How can I do the above steps?
Especially, first, how can I get this terminating line y0=y0; second, how can I specify f[x,y0] as the new initial conditions?

By the way, how to make Mathematica solve PDE only in real number field?
POSTED BY: Yiyang Zhang
Answer
11 months ago
Because there is in general no closed form solution for non-linear PDE/ODE, you want to be very specific about the actual function that you are dealing with. A good idea is to give a set of real values for demonstration. 
POSTED BY: Shenghui Yang
Answer
11 months ago
By default, NDSolve, or NDSolveValue, will solve numerically in complex numbers. how can I restrict in real numbers?
POSTED BY: Yiyang Zhang
Answer
11 months ago
This is not the same as FindRoot, which only works on the real domain. Differential equation by default needs complex numbers, even for simple second-order linear systems, I do not understand why you want to work on real domain only.  
POSTED BY: Shenghui Yang
Answer
11 months ago
Without any more information, I think the best way forward is to extract the solutions with both roots.
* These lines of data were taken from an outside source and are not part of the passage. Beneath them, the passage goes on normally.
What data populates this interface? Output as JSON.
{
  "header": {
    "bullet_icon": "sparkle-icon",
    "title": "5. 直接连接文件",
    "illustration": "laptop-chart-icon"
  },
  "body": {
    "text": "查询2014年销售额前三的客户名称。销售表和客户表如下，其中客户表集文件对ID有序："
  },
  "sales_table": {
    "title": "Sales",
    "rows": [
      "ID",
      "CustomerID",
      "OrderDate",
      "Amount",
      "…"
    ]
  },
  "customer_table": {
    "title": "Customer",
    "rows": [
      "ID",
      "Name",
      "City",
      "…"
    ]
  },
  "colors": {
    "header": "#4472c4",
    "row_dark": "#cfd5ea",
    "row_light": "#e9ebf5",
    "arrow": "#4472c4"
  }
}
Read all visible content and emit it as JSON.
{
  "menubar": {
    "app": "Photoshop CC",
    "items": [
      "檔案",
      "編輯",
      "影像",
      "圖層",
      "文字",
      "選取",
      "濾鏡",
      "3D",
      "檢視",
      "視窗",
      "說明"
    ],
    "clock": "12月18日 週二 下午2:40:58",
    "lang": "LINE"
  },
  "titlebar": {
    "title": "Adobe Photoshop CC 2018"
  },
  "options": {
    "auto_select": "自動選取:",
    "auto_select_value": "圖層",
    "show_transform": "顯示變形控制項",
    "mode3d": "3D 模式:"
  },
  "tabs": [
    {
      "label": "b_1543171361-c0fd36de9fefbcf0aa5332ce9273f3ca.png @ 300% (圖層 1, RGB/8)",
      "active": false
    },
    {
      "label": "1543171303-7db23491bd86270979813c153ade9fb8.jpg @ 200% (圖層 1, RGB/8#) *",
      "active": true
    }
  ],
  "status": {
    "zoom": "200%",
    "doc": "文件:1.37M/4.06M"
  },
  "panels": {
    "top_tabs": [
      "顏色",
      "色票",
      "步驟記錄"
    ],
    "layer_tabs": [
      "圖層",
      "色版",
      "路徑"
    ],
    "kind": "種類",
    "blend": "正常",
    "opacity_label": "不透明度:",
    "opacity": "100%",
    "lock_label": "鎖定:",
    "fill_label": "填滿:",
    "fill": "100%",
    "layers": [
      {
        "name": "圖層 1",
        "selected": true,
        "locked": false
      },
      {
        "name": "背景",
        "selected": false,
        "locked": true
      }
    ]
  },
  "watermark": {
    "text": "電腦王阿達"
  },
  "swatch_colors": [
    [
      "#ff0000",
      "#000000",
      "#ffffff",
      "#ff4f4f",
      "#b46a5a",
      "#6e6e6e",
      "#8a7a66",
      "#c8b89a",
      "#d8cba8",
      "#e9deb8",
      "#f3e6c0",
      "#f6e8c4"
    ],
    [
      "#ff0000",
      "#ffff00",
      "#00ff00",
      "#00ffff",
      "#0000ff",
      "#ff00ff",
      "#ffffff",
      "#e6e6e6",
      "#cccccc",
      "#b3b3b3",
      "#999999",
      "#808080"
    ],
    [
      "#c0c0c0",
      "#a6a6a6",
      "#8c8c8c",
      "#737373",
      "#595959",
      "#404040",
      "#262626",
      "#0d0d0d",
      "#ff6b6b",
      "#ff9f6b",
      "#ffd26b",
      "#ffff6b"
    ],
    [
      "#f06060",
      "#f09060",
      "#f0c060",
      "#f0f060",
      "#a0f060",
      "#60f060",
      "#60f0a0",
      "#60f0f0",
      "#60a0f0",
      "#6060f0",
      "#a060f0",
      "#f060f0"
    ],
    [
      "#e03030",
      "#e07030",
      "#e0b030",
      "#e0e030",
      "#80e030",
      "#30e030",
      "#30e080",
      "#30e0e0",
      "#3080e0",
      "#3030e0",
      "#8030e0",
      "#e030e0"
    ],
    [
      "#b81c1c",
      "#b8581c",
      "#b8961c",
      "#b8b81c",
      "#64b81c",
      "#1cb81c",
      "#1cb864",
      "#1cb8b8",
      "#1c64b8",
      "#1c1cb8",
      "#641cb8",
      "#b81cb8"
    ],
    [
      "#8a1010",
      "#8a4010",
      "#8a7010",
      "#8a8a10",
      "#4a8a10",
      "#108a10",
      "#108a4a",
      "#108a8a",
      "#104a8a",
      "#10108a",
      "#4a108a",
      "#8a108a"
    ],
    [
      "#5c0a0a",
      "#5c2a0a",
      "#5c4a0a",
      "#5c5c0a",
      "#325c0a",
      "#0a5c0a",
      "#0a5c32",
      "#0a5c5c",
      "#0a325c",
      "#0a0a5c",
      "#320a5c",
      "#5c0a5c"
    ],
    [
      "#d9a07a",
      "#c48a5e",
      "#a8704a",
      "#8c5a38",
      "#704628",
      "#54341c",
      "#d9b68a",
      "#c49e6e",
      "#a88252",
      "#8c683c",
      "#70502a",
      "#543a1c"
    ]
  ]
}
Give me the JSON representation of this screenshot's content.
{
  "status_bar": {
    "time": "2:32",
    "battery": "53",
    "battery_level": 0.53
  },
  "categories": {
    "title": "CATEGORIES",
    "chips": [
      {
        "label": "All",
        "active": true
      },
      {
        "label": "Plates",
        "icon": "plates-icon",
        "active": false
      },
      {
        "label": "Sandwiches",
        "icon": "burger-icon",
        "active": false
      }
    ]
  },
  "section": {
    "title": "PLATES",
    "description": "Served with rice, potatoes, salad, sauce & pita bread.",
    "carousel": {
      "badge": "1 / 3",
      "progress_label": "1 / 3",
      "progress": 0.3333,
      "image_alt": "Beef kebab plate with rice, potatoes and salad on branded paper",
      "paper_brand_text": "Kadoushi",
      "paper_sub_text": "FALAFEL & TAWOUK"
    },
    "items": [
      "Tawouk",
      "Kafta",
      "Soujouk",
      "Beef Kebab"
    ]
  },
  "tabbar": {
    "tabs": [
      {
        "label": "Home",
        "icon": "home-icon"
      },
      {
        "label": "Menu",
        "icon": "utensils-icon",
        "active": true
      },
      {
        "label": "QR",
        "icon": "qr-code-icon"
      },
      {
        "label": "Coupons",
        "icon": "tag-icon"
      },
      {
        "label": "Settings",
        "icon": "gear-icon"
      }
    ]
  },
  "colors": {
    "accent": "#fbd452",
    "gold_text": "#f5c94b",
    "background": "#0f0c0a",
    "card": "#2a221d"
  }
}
You can then write a short function which chooses the correct root based on whether it is returning a real result or not. 

A simple example of the kind of problem you are looking to solve would be helpful in demonstrating how to work with it.
POSTED BY: Sean Clarke
Answer
11 months ago